Cause and effect essays inform the readers of the causes (why things happen) and the effects (the results) of an event or phenomenon. This type of paper is often used in academic writing to organize and discuss ideas.

The purpose of this type of essays is to analyze how different events and facts are related in terms of their origins and results. Quite often, the causes and effects of a certain phenomenon are clear, but sometimes it is not easy to determine the relationship between them. In addition, more than one factor may be responsible for a particular consequence. Since this is quite complicated matter, discussions about reasons and results often lead to arguments and debates. The purpose of your paper is to answer “why”, and “how” a particular phenomenon occurs, and what follows it.

When writing an essay, use the complex nature of the phenomenon to your advantage. It is not always possible to determine what the exact cause of an event is. Likewise, you cannot always name an exact result of an occurrence.
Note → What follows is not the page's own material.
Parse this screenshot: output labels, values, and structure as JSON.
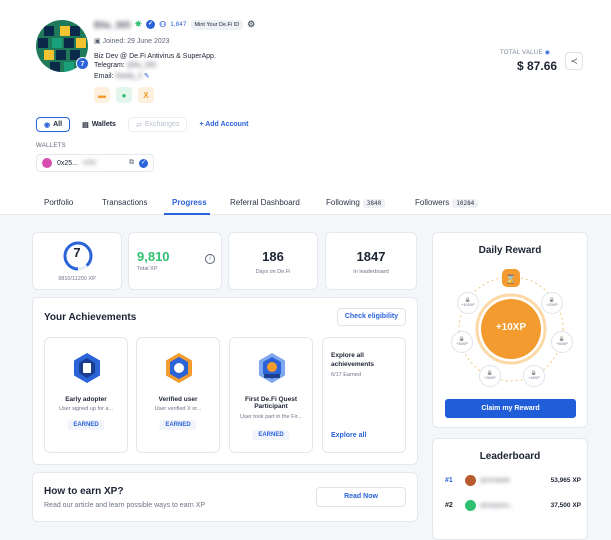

Therefore, when developing your thesis, you may claim one out of a few possible causes and settle on the primary effect.

The structure of the essay results from its purpose. First of all, the topic is introduced. This leads to the development of the thesis. In the thesis statement, claim what, in your opinion, the main causes and the main effects are. Writing this type of academic paper requires you to fully make use of evidence, e.g. statistics, testimonies, scholarly studies, etc. Here are some simple rules to follow when writing a cause and effect essay:

  1. Pick a phenomenon that is interesting to investigate in terms of its causes and effects. Present your topic in an engaging way. The thesis statement should present the cause and the effect.
  2. Present your main arguments in the body of your paper using a range of support evidence. Keep in mind the purpose of your writing. Take advantage of statistics and facts, provide various examples, or support your claims with anecdotes.
  3. Do not resort to guessing and empty speculations, which can happen if you have hard time finding links between the things introduced.
  4. Use the phrases of causation in your writing (e.g. “as a result”, “consequently”, “thus”, “because”, “due to”, “therefore”, “since”, etc.). This will help the reader to follow your ideas.
  5. End your paper with a conclusion. In the conclusion reinforce your thesis statement and summarize your ideas.